In November 1966 SGT CURTIS F SHOUP was placed under the technical control of the Naval Oceanographic Office to meet increased requirements for gravity data. With SGT GEORGE D KEATHLEY (APC 117), assigned in May 1967, SHOUP conducted gravity, magnetic and bathymetric surveys for military use. During May 1968 she operated along a track from roughly 20 to 140 miles from the Egyptian coast. On 14 August 1969 the Oceanographer of the Navy (OCEANAV), then engaged in cost-cutting measures (see the AGOR 3 class), recommended MSTS proceed with plans to replace SHOUP with COASTAL CRUSADER (T-AGM 16) as soon as possible in view of significant cost savings involved. OCENANAV wanted to minimize overlap time and have COASTAL CRUSADER operational by February 1970. Although OCEANAV no longer planned to use COASTAL CRUSADER for project CAESAR (SOSUS) surveys as proposed in August 1969, scientific facilities were still required for her use as the SHOUP replacement. In the 14 August 1969 message OCEANAV requested CNO concurrence for the ship switch and the reclassification of COASTAL CRUSADER instead of SHOUP to T-AGS 36. Subsequently SHOUP was firmly scheduled for withdrawal from service on 20 December 1969 in the San Francisco Bay area with the Oceanographer's scientific equipment to be removed by 5 January. COASTAL CRUSADER was duly reclassified to T-AGS 36, but the plans to convert her to a surveying ship quickly fell through and she joined the NDRF in February 1970.
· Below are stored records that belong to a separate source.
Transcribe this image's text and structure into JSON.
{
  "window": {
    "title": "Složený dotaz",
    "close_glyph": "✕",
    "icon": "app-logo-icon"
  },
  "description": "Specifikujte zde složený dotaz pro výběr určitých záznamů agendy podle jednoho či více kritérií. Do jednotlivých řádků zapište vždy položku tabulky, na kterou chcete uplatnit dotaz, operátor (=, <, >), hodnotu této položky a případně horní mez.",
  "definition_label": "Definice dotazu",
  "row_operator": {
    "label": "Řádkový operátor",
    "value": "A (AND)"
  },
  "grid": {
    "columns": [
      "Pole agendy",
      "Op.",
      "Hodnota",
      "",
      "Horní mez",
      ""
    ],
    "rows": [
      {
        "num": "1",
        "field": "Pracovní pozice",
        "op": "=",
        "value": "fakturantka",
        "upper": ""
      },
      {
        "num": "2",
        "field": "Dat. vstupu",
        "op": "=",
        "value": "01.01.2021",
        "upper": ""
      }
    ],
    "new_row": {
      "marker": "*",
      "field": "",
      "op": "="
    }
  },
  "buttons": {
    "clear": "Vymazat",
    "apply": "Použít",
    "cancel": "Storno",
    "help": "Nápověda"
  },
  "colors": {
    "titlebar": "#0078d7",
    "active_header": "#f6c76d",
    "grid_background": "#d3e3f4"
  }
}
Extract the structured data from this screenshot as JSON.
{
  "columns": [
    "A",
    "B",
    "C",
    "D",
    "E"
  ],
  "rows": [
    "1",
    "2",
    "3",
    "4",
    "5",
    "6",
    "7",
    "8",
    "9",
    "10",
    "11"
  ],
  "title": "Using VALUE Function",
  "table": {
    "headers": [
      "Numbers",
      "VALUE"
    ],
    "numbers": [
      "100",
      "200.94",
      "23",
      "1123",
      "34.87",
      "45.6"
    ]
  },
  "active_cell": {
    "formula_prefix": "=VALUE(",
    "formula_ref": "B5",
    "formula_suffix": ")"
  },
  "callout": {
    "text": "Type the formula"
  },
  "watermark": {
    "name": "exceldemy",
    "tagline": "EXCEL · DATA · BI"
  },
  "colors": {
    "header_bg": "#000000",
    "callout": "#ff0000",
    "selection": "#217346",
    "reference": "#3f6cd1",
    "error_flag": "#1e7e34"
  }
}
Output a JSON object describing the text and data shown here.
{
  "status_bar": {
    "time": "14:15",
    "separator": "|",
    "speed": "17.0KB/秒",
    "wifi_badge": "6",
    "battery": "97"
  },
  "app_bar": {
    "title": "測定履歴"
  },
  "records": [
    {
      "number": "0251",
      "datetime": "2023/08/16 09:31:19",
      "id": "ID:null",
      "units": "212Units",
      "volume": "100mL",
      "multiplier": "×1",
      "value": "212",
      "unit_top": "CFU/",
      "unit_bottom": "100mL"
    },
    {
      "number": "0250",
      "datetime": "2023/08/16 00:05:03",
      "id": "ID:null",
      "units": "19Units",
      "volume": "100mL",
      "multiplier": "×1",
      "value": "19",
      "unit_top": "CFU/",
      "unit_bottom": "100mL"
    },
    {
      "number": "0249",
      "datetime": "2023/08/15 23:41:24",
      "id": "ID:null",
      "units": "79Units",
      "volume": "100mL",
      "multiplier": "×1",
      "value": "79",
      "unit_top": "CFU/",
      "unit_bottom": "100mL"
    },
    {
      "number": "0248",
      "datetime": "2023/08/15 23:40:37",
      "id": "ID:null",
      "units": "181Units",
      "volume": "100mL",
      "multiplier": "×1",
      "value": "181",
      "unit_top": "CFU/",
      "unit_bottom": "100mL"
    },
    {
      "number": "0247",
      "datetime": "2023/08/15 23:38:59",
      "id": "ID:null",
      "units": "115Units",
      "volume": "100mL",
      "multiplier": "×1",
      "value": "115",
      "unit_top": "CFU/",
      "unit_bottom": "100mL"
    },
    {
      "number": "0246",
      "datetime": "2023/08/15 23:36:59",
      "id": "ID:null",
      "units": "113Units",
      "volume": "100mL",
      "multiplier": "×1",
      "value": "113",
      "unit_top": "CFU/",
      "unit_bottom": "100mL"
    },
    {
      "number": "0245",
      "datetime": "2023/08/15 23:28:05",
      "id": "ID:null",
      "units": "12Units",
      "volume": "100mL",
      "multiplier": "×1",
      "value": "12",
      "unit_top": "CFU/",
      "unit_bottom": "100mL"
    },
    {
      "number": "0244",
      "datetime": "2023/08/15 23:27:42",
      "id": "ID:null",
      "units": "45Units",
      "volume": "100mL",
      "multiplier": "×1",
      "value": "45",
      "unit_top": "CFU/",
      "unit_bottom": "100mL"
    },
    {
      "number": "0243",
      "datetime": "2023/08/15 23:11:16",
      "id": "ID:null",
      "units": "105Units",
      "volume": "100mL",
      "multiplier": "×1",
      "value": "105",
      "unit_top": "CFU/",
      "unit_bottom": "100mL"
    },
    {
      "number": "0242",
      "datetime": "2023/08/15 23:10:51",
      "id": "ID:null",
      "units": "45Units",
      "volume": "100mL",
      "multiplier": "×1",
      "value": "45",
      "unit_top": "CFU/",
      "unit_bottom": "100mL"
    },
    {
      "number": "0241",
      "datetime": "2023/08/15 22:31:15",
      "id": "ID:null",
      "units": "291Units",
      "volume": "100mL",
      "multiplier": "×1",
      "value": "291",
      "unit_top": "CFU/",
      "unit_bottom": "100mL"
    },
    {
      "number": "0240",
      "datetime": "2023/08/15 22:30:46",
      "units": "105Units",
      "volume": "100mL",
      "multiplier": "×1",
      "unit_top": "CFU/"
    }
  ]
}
|175||SGT CURTIS F SHOUP||2381||(ex-SPINDLE EYE). To Army 30 Aug 1946, to NDRF 25 Jan 1950. Permanent transfer to Navy 16 Jan 1963, on list 1 Mar 1963. Converted with a helicopter deck by Willamette Iron & Steel Works, Portland, Ore. Redesignation to T-AGS 36 cancelled ca. August 1969. To MA custody 22 Jan 1970, title to MA 27 Jan 1970. To buyer 17 Jul 1973.|
Compiled: 18 Oct 2021
© Stephen S. Roberts, 2021